- What the task asks
Copy each line that contains the string "main", taking them from the material.

● ● ● ●

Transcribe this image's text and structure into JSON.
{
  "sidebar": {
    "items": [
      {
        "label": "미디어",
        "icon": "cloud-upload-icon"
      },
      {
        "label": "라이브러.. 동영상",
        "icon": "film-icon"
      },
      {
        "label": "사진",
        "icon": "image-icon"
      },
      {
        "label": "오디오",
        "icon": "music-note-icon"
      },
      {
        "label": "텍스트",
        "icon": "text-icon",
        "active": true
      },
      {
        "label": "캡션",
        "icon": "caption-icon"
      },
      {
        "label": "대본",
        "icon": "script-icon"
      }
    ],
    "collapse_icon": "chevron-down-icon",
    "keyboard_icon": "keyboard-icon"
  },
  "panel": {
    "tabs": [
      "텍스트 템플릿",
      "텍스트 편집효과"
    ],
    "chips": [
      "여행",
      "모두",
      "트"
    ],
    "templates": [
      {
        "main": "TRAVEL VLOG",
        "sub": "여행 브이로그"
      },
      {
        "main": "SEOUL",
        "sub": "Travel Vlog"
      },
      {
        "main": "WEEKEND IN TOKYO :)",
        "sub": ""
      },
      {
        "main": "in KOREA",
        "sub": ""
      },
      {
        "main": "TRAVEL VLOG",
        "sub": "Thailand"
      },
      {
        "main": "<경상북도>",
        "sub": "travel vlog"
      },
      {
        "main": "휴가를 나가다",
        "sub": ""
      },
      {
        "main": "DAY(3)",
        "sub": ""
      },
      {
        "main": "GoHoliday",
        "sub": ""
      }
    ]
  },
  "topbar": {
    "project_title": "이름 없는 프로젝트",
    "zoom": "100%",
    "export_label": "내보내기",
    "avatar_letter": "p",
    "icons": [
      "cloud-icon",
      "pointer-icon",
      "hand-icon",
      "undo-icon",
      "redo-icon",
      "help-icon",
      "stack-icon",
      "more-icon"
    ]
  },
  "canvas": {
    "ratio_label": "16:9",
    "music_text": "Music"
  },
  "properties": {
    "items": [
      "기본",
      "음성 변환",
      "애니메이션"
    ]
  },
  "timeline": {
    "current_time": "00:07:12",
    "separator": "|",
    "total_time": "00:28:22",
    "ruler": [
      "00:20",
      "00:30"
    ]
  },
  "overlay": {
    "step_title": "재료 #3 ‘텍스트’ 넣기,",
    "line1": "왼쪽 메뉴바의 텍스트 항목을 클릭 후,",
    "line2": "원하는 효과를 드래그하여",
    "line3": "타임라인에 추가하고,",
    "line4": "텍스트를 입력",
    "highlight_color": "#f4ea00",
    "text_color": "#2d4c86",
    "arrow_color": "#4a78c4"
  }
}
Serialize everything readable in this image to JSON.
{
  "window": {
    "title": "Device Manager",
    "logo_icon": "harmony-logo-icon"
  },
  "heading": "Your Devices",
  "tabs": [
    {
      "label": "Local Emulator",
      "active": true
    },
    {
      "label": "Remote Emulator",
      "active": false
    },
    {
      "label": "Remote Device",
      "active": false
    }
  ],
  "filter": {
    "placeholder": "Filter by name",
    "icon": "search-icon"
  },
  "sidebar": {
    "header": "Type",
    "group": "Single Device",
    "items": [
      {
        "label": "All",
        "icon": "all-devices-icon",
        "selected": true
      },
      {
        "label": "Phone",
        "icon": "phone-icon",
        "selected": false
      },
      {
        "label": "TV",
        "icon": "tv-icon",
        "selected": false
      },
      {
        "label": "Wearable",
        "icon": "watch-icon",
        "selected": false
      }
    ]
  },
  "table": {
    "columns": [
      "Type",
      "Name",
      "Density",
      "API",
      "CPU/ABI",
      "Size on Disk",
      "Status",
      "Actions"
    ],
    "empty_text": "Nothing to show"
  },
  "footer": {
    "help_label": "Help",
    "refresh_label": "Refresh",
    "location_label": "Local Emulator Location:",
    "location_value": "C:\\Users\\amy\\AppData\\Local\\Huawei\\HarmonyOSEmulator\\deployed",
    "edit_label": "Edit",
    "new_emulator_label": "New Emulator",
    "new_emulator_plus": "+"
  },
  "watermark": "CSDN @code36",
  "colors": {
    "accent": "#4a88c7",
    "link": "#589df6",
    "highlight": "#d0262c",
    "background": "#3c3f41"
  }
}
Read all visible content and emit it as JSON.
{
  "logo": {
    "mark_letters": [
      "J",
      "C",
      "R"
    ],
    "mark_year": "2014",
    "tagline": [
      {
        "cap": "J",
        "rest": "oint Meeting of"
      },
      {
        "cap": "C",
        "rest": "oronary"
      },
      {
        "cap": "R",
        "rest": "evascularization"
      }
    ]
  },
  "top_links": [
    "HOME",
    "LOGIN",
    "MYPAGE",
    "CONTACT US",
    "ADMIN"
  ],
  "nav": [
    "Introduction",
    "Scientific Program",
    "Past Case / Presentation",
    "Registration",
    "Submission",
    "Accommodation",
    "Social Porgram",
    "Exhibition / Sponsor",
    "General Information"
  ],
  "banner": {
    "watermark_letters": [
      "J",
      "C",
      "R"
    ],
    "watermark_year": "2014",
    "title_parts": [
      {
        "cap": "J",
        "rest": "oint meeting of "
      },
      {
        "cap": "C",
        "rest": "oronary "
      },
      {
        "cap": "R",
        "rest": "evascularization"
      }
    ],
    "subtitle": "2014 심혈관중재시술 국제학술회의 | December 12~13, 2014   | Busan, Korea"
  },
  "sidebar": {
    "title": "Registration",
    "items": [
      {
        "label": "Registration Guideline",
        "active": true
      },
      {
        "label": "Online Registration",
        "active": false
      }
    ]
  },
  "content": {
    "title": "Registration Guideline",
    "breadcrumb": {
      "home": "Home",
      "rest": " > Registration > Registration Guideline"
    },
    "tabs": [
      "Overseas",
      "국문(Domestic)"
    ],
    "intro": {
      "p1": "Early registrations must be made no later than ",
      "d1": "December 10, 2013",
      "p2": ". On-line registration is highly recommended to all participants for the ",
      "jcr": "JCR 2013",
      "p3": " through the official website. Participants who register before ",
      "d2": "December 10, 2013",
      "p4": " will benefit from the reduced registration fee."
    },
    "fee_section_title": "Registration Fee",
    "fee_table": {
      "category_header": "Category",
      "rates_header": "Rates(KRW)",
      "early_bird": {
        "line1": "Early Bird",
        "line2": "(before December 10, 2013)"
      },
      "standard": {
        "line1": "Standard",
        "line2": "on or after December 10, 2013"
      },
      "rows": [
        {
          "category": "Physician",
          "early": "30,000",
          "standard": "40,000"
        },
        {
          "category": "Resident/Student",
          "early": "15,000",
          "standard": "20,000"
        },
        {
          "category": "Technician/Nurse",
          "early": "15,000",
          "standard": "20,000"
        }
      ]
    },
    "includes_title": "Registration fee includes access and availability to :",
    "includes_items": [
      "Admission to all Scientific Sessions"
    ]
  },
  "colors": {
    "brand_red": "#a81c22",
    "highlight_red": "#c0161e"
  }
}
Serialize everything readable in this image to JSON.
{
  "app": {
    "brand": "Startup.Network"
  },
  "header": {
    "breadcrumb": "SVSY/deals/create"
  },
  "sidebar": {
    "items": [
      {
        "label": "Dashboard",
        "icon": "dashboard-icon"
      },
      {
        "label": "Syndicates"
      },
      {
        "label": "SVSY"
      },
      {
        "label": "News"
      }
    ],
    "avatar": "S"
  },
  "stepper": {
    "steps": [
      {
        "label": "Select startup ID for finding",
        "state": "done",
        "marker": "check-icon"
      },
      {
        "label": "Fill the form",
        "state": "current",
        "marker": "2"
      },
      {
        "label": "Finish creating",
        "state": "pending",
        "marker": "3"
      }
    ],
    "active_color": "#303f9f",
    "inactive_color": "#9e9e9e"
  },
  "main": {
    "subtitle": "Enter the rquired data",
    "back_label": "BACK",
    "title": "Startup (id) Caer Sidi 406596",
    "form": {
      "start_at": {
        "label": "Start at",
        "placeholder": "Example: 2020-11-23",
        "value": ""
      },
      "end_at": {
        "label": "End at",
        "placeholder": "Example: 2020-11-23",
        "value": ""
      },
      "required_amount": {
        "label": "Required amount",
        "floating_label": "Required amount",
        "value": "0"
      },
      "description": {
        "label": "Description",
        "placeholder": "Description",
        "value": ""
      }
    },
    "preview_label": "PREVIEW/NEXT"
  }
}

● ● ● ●

- Response to the exercise
        "main": "TRAVEL VLOG",
        "main": "SEOUL",
        "main": "WEEKEND IN TOKYO :)",
        "main": "in KOREA",
        "main": "TRAVEL VLOG",
        "main": "<경상북도>",
        "main": "휴가를 나가다",
        "main": "DAY(3)",
        "main": "GoHoliday",
  "main": {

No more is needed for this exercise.